[[ DATA EXTRACTS open ]]

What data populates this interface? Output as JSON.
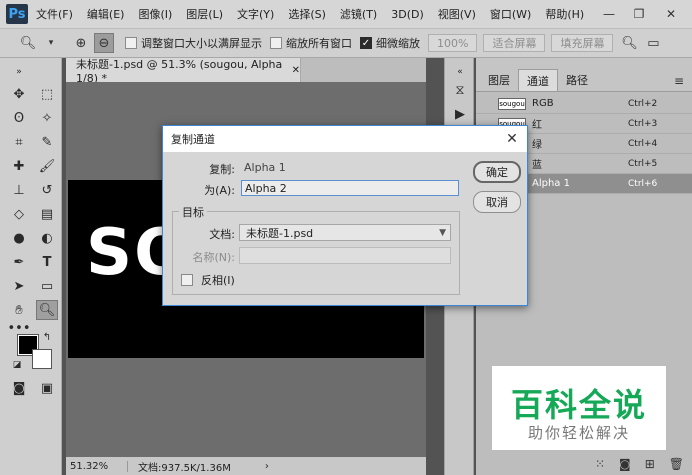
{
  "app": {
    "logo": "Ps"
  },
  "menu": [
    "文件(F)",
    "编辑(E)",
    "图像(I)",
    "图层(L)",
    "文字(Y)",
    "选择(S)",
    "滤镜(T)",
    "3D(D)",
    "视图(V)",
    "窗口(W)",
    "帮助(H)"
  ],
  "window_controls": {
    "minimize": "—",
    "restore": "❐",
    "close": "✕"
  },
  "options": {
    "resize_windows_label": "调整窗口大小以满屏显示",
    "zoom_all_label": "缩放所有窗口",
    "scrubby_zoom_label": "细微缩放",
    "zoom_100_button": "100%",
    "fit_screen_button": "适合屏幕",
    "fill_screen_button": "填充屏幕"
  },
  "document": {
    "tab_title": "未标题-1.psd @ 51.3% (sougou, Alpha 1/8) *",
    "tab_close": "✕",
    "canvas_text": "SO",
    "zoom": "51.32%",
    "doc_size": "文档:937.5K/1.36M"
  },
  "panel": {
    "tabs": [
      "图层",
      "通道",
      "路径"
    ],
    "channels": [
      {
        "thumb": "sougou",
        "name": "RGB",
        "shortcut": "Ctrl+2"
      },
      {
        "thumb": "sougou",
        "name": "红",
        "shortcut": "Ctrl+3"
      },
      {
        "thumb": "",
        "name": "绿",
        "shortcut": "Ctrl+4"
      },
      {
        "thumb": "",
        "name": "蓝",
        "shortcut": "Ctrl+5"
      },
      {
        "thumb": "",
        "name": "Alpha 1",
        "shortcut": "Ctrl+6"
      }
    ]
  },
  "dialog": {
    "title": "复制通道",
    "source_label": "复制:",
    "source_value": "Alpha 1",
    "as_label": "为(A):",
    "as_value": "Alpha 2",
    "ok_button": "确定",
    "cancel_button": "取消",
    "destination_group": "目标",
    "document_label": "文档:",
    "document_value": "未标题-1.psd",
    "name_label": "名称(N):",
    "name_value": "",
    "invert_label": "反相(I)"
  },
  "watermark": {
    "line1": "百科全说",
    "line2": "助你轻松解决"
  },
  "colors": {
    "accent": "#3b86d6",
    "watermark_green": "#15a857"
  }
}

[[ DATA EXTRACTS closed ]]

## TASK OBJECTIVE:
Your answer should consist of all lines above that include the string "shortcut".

## SOLUTION TO THE EXERCISE:
        "shortcut": "Ctrl+2"
        "shortcut": "Ctrl+3"
        "shortcut": "Ctrl+4"
        "shortcut": "Ctrl+5"
        "shortcut": "Ctrl+6"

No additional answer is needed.